We want to believe that there remain some places on earth that are truly wild.
www.searchingforbigfoot.com via AFP/NEWSCOM
Back in 1997, when I was on something of a hiatus from college, I found myself in a remote Nepalese village staring at what I was pretty sure was the scalp of a yeti.
Maybe it was just cognitive dissonance: getting there required a grueling, nine-day trek through the Himalayas, followed by a three-hour search through the village to find the old Sherpa woman with the key to the Buddhist monastery where the scalp was kept. Or maybe it was the reverence with which she opened the pistachio-green filing cabinet in the prayer room and solemnly held up the glass case containing the "scalp" for me to examine. Maybe it was something about the scalp itself – a rotted, shabby thing that resembled a large, misshapen coconut half – that exuded a kind of venerability. Or maybe it was just because the air is really thin up there. Whatever it was, for a brief moment, I believed that I was looking at the real thing.
So you can imagine my disappointment later that day when I learned that in 1960 the scalp had been analyzed by American scientists, who concluded that it had been molded from the hide of a goat.
Bigfoot enthusiasts endured a similar letdown last week, when a trio of outdoorsmen claimed to have found a sasquatch carcass in the state of Georgia's wilderness, only to have DNA tests reveal that the samples they'd provided came from an oppossum. To all those who found this news to be a huge bummer, believe me, I can relate.

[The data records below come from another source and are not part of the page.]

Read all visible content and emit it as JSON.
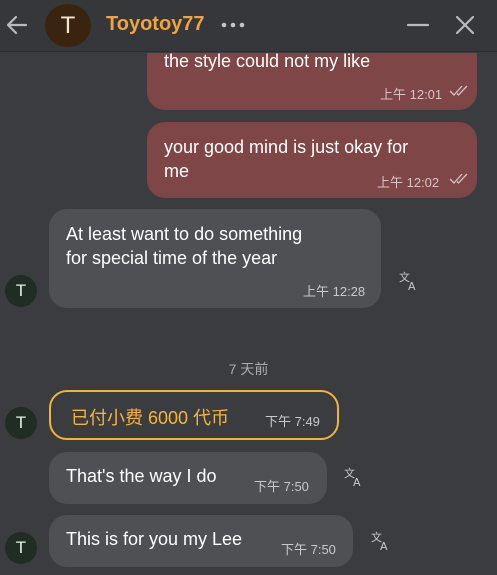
{
  "header": {
    "avatar_letter": "T",
    "contact_name": "Toyotoy77"
  },
  "messages": {
    "out1": {
      "text": "the style could not my like",
      "time": "上午 12:01"
    },
    "out2": {
      "line1": "your good mind is just okay for",
      "line2": "me",
      "time": "上午 12:02"
    },
    "in1": {
      "line1": "At least want to do something",
      "line2": "for special time of the year",
      "time": "上午 12:28"
    },
    "date_separator": "7 天前",
    "tip": {
      "text": "已付小费 6000 代币",
      "time": "下午 7:49"
    },
    "in2": {
      "text": "That's the way I do",
      "time": "下午 7:50"
    },
    "in3": {
      "text": "This is for you my Lee",
      "time": "下午 7:50"
    }
  },
  "avatar_letter": "T",
  "colors": {
    "background": "#3b3c3f",
    "outgoing_bubble": "#7e4647",
    "incoming_bubble": "#4f5053",
    "accent": "#f0a43a",
    "tip_border": "#f0b43a"
  }
}
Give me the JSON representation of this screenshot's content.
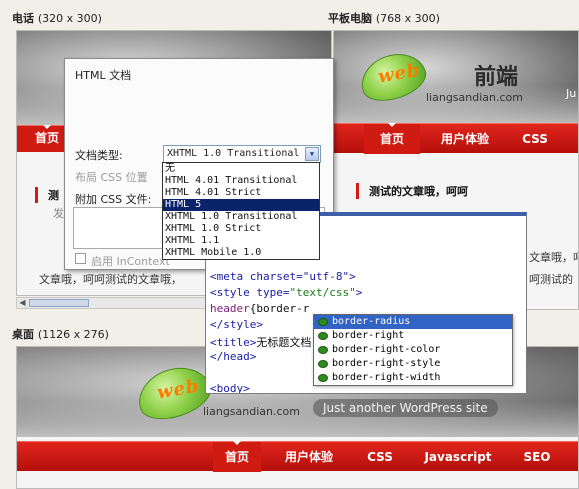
{
  "panes": {
    "phone": {
      "name": "电话",
      "size": "(320 x 300)"
    },
    "tablet": {
      "name": "平板电脑",
      "size": "(768 x 300)"
    },
    "desktop": {
      "name": "桌面",
      "size": "(1126 x 276)"
    }
  },
  "site": {
    "logo_web": "web",
    "logo_cn": "前端",
    "domain": "liangsandian.com",
    "tagline": "Just another WordPress site",
    "tablet_tagline_partial": "Ju",
    "nav": [
      "首页",
      "用户体验",
      "CSS",
      "Javascript",
      "SEO"
    ],
    "post_title": "测试的文章哦，呵呵",
    "phone_post_partial": "测",
    "phone_post_partial2": "发",
    "body_lines": [
      "文章哦，呵呵测试的文章哦，",
      "文章哦，呵呵",
      "呵测试的"
    ]
  },
  "dialog": {
    "title": "HTML 文档",
    "doctype_label": "文档类型:",
    "layout_css_label": "布局 CSS 位置",
    "attach_css_label": "附加 CSS 文件:",
    "enable_incontext_label": "启用 InContext",
    "selected_doctype": "XHTML 1.0 Transitional",
    "doctype_options": [
      "无",
      "HTML 4.01 Transitional",
      "HTML 4.01 Strict",
      "HTML 5",
      "XHTML 1.0 Transitional",
      "XHTML 1.0 Strict",
      "XHTML 1.1",
      "XHTML Mobile 1.0"
    ],
    "highlighted_option": 3
  },
  "editor": {
    "lines": [
      {
        "parts": [
          [
            "c-tag",
            "<meta charset=\"utf-8\">"
          ]
        ]
      },
      {
        "parts": [
          [
            "c-tag",
            "<style type="
          ],
          [
            "c-str",
            "\"text/css\""
          ],
          [
            "c-tag",
            ">"
          ]
        ]
      },
      {
        "parts": [
          [
            "c-prop",
            "header"
          ],
          [
            "c-plain",
            "{border-r"
          ]
        ]
      },
      {
        "parts": [
          [
            "c-tag",
            "</style>"
          ]
        ]
      },
      {
        "parts": [
          [
            "c-tag",
            "<title>"
          ],
          [
            "c-plain",
            "无标题文档"
          ]
        ]
      },
      {
        "parts": [
          [
            "c-tag",
            "</head>"
          ]
        ]
      },
      {
        "parts": [
          [
            "c-plain",
            ""
          ]
        ]
      },
      {
        "parts": [
          [
            "c-tag",
            "<body>"
          ]
        ]
      }
    ],
    "autocomplete": [
      "border-radius",
      "border-right",
      "border-right-color",
      "border-right-style",
      "border-right-width"
    ],
    "autocomplete_selected": 0
  },
  "colors": {
    "nav_red": "#c8150d",
    "accent_orange": "#ff7a00",
    "leaf_green": "#8fd14a",
    "selection_blue": "#0a246a"
  }
}
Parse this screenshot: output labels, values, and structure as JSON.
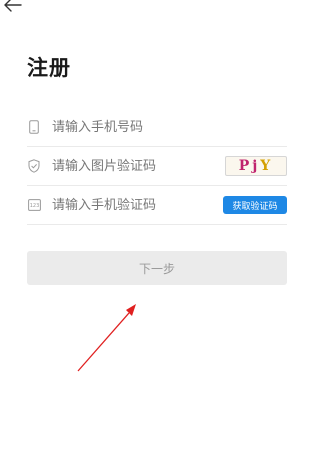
{
  "title": "注册",
  "fields": {
    "phone": {
      "placeholder": "请输入手机号码",
      "icon": "phone-icon"
    },
    "image_code": {
      "placeholder": "请输入图片验证码",
      "icon": "shield-icon",
      "captcha_text": [
        "Pj",
        "Y"
      ]
    },
    "sms_code": {
      "placeholder": "请输入手机验证码",
      "icon": "keypad-icon",
      "get_code_label": "获取验证码"
    }
  },
  "next_button_label": "下一步",
  "colors": {
    "primary": "#1e88e5",
    "disabled_button_bg": "#ebebeb",
    "annotation_arrow": "#e02020"
  }
}
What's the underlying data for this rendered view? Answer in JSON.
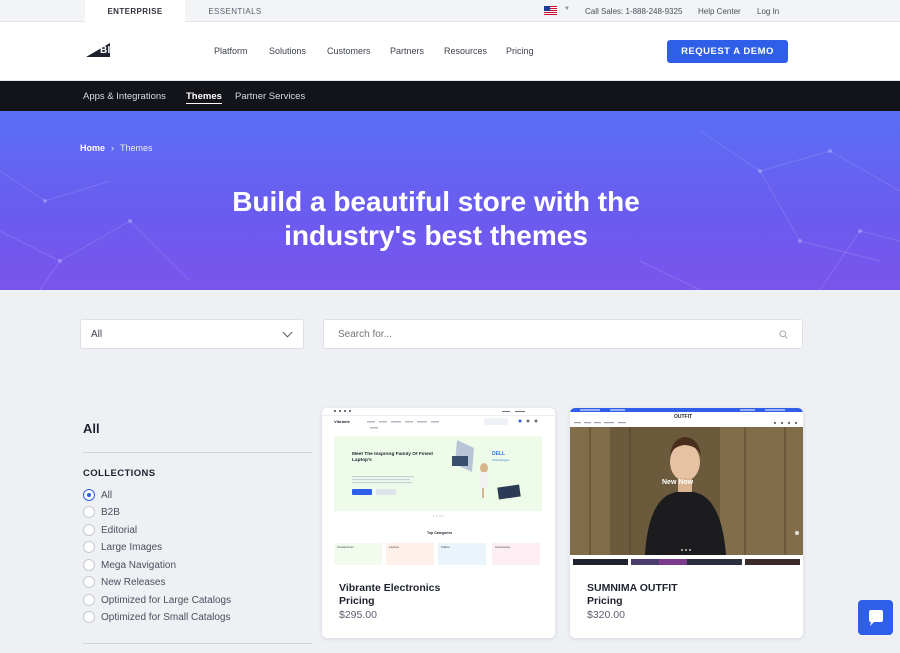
{
  "utility": {
    "tabs": [
      "ENTERPRISE",
      "ESSENTIALS"
    ],
    "sales": "Call Sales: 1-888-248-9325",
    "help": "Help Center",
    "login": "Log In"
  },
  "header": {
    "logo_text": "BIGCOMMERCE",
    "nav": [
      "Platform",
      "Solutions",
      "Customers",
      "Partners",
      "Resources",
      "Pricing"
    ],
    "cta": "REQUEST A DEMO"
  },
  "subnav": {
    "items": [
      "Apps & Integrations",
      "Themes",
      "Partner Services"
    ],
    "active": "Themes"
  },
  "hero": {
    "breadcrumb": {
      "home": "Home",
      "separator": "›",
      "current": "Themes"
    },
    "title_line1": "Build a beautiful store with the",
    "title_line2": "industry's best themes"
  },
  "filters": {
    "select_value": "All",
    "search_placeholder": "Search for..."
  },
  "sidebar": {
    "title": "All",
    "collections_heading": "COLLECTIONS",
    "options": [
      "All",
      "B2B",
      "Editorial",
      "Large Images",
      "Mega Navigation",
      "New Releases",
      "Optimized for Large Catalogs",
      "Optimized for Small Catalogs"
    ],
    "selected": "All"
  },
  "cards": [
    {
      "name": "Vibrante Electronics",
      "price_label": "Pricing",
      "price": "$295.00",
      "preview": {
        "brand": "Vibrante",
        "headline": "Meet The Inspiring Family Of Finest Laptop's",
        "partner": "DELL Technologies",
        "section": "Top Categories",
        "categories": [
          "Smartphones",
          "Laptops",
          "Tablets",
          "Accessories"
        ]
      }
    },
    {
      "name": "SUMNIMA OUTFIT",
      "price_label": "Pricing",
      "price": "$320.00",
      "preview": {
        "brand": "OUTFIT",
        "hero_text": "New Now"
      }
    }
  ],
  "colors": {
    "accent": "#2f5fe8",
    "hero_start": "#5a6ff5",
    "hero_end": "#7a55ec",
    "subnav_bg": "#121419"
  },
  "icons": {
    "chat": "chat-bubble-icon",
    "search": "search-icon",
    "chevron": "chevron-down-icon",
    "flag": "us-flag-icon"
  }
}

After all, how cool would it be if Bigfoot were real? It would mean that, despite all the abuse that mankind has unleashed on the planet, there still remain some places that are truly wild.